Premier Jim Prentice says Alberta has no plans of raising corporate taxes to deal with the current economic woes in the province.

"Any economist you talk to would agree that in the circumstances that we are in, if we increase our corporate taxes, we will simply make ourselves uncompetitive​ and it will result in losing jobs," he told alberta@noon host Donna McElligott on Wednesday.

He was taking questions from residents across Alberta during the program.

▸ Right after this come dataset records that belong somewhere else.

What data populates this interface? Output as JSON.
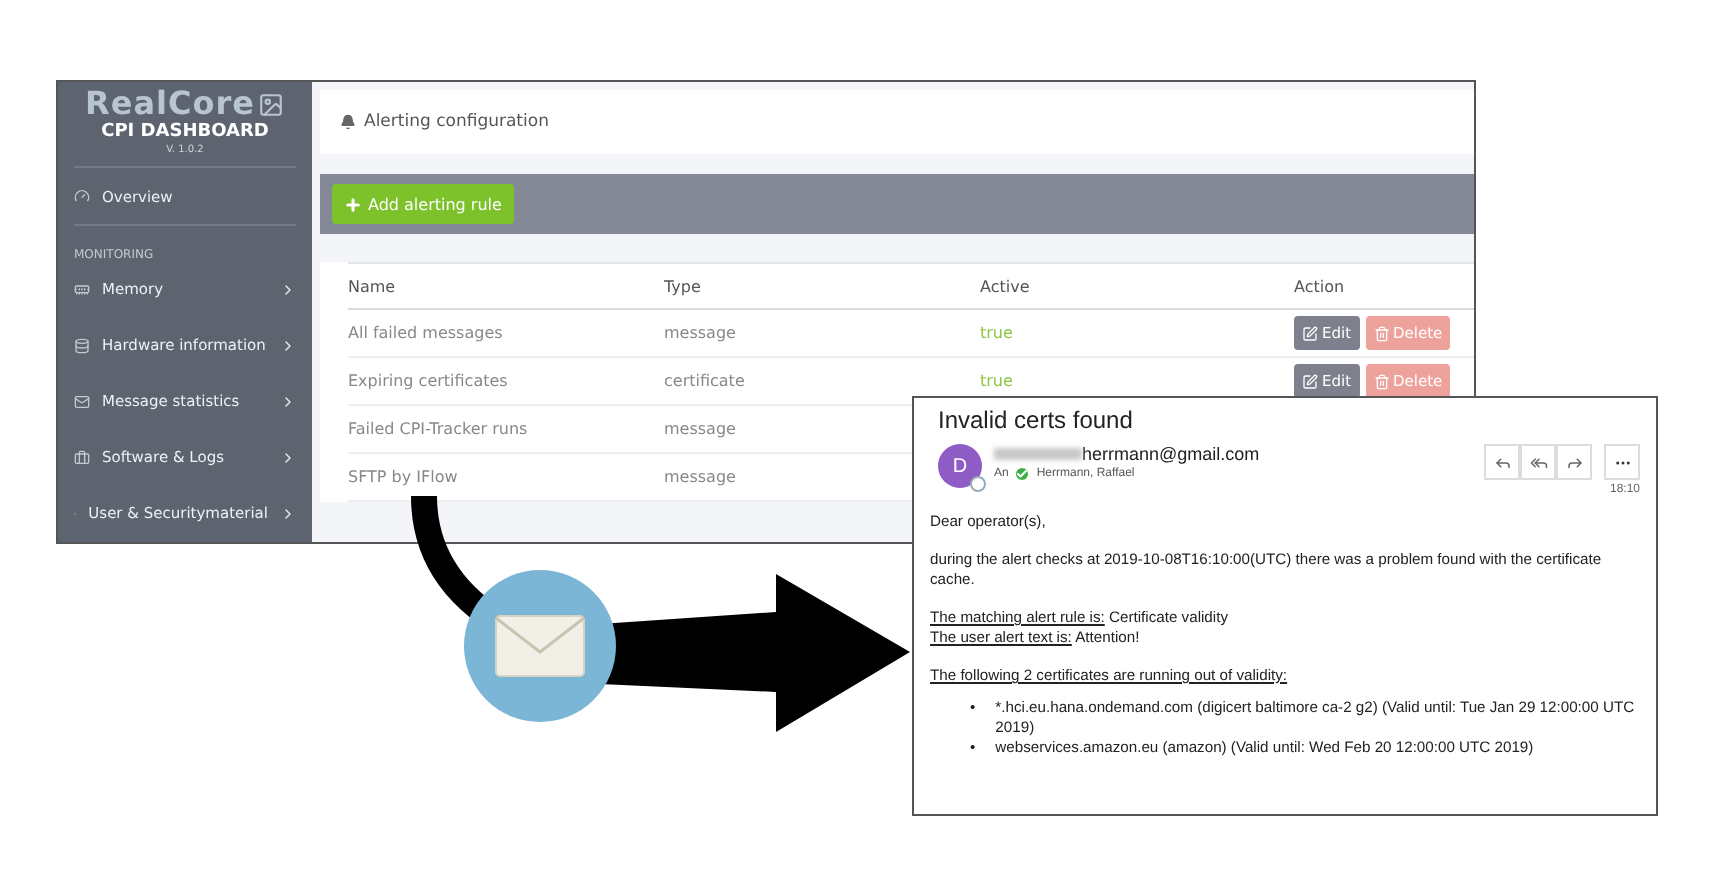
{
  "sidebar": {
    "logo": "RealCore",
    "title": "CPI DASHBOARD",
    "version": "V. 1.0.2",
    "items": [
      {
        "kind": "link",
        "label": "Overview"
      },
      {
        "kind": "section",
        "label": "MONITORING"
      },
      {
        "kind": "submenu",
        "label": "Memory"
      },
      {
        "kind": "submenu",
        "label": "Hardware information"
      },
      {
        "kind": "submenu",
        "label": "Message statistics"
      },
      {
        "kind": "submenu",
        "label": "Software & Logs"
      },
      {
        "kind": "submenu",
        "label": "User & Securitymaterial"
      }
    ]
  },
  "panel": {
    "title": "Alerting configuration",
    "add_button": "Add alerting rule",
    "columns": [
      "Name",
      "Type",
      "Active",
      "Action"
    ],
    "rows": [
      {
        "name": "All failed messages",
        "type": "message",
        "active": "true",
        "actions": [
          "Edit",
          "Delete"
        ]
      },
      {
        "name": "Expiring certificates",
        "type": "certificate",
        "active": "true",
        "actions": [
          "Edit",
          "Delete"
        ]
      },
      {
        "name": "Failed CPI-Tracker runs",
        "type": "message"
      },
      {
        "name": "SFTP by IFlow",
        "type": "message"
      }
    ]
  },
  "email": {
    "subject": "Invalid certs found",
    "avatar": "D",
    "sender": "herrmann@gmail.com",
    "to_label": "An",
    "recipient": "Herrmann, Raffael",
    "time": "18:10",
    "greeting": "Dear operator(s),",
    "intro": "during the alert checks at 2019-10-08T16:10:00(UTC) there was a problem found with the certificate cache.",
    "facts": [
      {
        "label": "The matching alert rule is:",
        "value": "Certificate validity"
      },
      {
        "label": "The user alert text is:",
        "value": "Attention!"
      }
    ],
    "list_heading": "The following 2 certificates are running out of validity:",
    "certificates": [
      {
        "bullet": "•",
        "text": "*.hci.eu.hana.ondemand.com (digicert baltimore ca-2 g2) (Valid until: Tue Jan 29 12:00:00 UTC 2019)"
      },
      {
        "bullet": "•",
        "text": "webservices.amazon.eu (amazon) (Valid until: Wed Feb 20 12:00:00 UTC 2019)"
      }
    ]
  }
}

Some listeners responded on Twitter that they felt the premier was being evasive.

Many of those who called, tweeted or emailed their questions wanted to know his plans for digging Alberta out of the $7-billion revenue hole that opened up when oil prices dropped south of the $50 mark.

When asked whether he intends to cut health-care services, Prentice recited figures familiar to those who follow the issue in Alberta.

"Health-care spending has increased from $8 billion to $17 billion in less than 10 years — more than doubled. At the same time Alberta's population has only gone up by 25 per cent," he said.

"So there's going to have to be more efficient use of resources... in terms of health care."

Prentice repeatedly mentioned that public sector workers in Alberta earn more than the national average, and said the higher-than-average costs of services are unsustainable.

Prentice noted that he expects more pressure on the education system soon as the weak economy pushes more students to go to colleges and universities.

Tuition increases?

He said he is not planning any tuition increases at this time.

When asked about a provincial sales tax, Prentice said the people have spoken.

"Albertans hold their view about sales tax pretty close to their hearts —​ most don't want a sales tax. People in this province think that other things should be done first."

Several callers asked Prentice about increasing taxes for high-income earners. 

"We all want to blame somebody for the circumstances that we're in, but the bottom line is we have had the highest cost and the best public services in the country, and we haven't built a revenue model that sustains them," he said.

"In terms of who is responsible, we all only need look in the mirror. All of us have had the best of everything and have not had to pay for what it costs."

Prentice said his government plans to introduce a budget and 10-year fiscal plan sometime during the session that resumes next week.